Article Released Fri-30th-March-2012 09:15 GMT
A central regulator of the inflammatory response shows signs as an appealing target for therapies against autoimmune disease
Some bacterial infections trigger the formation of structures known as granulomas, which essentially quarantine compromised cells. “Infected macrophages get surrounded by other immune cells, such as T cells and neutrophils,” explains Takashi Tanaka of the RIKEN Research Center for Allergy and Immunology in Yokohama. “This serves to wall off pathogens that resist destruction and limits their infection within a restricted area.”
|Relative to wild-type animals (top) the livers of PDLIM2-deficient animals (bottom) show considerably higher levels of granuloma formation. Granulomas are indicated by dark spots formed following staining with hematoxylin and eosin (scale bars, 100 µm).
|Copyright : 2012 AAAS
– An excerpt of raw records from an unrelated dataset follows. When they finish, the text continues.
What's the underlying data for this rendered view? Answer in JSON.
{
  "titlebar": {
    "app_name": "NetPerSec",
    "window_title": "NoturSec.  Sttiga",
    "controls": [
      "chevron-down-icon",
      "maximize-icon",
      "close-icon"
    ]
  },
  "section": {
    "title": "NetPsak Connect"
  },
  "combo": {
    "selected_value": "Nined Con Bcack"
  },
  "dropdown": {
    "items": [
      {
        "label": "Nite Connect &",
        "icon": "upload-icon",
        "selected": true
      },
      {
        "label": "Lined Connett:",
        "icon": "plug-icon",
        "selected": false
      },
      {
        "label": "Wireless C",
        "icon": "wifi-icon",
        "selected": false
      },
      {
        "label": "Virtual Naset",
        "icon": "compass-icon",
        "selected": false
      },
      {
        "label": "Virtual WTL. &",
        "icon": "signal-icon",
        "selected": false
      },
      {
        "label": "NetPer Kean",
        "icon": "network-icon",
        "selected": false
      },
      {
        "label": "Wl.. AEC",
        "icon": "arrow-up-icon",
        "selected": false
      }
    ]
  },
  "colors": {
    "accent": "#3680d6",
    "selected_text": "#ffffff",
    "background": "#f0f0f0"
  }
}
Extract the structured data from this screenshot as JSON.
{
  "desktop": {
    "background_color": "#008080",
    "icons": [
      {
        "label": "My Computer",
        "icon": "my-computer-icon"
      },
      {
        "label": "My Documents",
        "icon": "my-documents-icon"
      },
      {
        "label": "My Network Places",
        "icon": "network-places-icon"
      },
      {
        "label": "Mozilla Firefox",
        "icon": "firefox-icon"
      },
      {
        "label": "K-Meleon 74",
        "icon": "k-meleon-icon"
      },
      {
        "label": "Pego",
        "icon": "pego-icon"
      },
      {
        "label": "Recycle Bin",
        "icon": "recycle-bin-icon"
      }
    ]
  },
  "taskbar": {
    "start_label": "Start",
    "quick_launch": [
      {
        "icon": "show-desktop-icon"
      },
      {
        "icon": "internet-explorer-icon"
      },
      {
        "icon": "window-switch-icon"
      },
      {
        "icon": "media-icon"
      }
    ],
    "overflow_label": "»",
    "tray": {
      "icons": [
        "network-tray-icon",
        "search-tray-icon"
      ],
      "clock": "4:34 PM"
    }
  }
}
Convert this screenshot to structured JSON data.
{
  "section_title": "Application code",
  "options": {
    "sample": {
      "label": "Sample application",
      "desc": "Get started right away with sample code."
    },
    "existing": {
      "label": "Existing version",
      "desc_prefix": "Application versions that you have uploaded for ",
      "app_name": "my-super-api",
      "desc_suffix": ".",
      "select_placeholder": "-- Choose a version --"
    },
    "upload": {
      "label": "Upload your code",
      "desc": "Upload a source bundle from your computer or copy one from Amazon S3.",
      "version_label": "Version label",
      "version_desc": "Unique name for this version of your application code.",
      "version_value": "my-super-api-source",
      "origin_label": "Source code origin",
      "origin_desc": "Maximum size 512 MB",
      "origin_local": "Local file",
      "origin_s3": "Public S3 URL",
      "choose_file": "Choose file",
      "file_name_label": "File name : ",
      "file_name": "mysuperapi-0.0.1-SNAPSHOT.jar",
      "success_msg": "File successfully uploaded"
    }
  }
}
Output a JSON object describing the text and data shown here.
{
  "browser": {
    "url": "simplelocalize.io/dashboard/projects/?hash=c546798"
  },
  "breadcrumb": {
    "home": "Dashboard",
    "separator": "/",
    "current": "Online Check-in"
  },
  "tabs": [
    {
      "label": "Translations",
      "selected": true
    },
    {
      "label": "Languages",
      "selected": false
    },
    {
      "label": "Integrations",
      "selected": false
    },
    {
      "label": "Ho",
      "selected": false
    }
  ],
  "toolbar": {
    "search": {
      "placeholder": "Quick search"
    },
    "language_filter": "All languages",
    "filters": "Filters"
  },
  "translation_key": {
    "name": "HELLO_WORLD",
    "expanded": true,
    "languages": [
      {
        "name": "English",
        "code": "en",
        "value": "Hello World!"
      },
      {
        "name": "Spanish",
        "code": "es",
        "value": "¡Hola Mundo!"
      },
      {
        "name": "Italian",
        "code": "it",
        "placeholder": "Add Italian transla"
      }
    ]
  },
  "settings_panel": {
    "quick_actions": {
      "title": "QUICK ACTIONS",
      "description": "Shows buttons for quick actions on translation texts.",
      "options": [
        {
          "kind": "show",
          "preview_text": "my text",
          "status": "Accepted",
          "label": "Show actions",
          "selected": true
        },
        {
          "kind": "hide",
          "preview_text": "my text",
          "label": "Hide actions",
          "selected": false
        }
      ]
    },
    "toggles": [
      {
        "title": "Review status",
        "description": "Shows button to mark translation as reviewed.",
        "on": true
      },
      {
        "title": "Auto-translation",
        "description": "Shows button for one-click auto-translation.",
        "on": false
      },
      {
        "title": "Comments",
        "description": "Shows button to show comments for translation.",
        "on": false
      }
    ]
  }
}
This response is generally beneficial but can lead to a harmful overreaction, especially in patients with autoimmune conditions, where the inflammatory response is not properly regulated. In collaboration with Tadashi Matsuda of Hokkaido University, Tanaka’s group has now revealed a key regulatory checkpoint in the granuloma formation process, which might ultimately inform the development of more effective immunomodulatory drugs.
Historically, a subset of the immune system’s helper T cells, called TH1 cells, has been associated with autoimmunity. Previous research by Tanaka demonstrated that a protein called PDLIM2 helps restrict production of these cells. More recently, other researchers identified a population of helper T cells called TH17 cells that also contribute to this process, although their role was unclear, so Tanaka sought to determine whether PDLIM2 regulates these cells as well.
His team found that mice lacking the gene encoding PDLIM2 formed many more granulomas in response to infection with Propionibacterium acnes bacteria, and that this process was dependent on the action of TH17 cells. In fact, the researchers showed that PDLIM2 directly inhibits the differentiation of CD4+ T cells into TH17 cells, as was previously demonstrated with TH1 development. This protein works by marking other proteins for rapid degradation. Tanaka and colleagues learned that PDLIM2 specifically promotes the destruction of STAT3, a signaling protein that switches on genes responsible for TH17 development. Without PDLIM2 constraining the formation of these pro-inflammatory cells, the immune response has the potential to spiral out of control.
This protein therefore appears to be a key safeguard against autoimmunity. “Recent studies suggest that TH1 and TH17 cell subsets are not mutually exclusive, but cooperatively induce inflammatory responses,” says Tanaka. “Our work demonstrates that PDLIM2 can negatively regulate the development of both cells, and thus represents a useful new target for the treatment of human autoimmune and inflammatory diseases.” Tanaka and colleagues now hope to better understand this protein’s function by clarifying the regulatory factors that act upstream and downstream of PDLIM2, and by clarifying how this system influences other inflammatory processes, such as those observed in cases of asthma or during wound healing.
The corresponding author for this highlight is based at the Research Unit for Inflammatory Regulation, RIKEN Research Center for Allergy and Immunology
Keywords associated to this article: RIKEN, Research, medicine, infections, liver, inflammatory response, autoimmune disease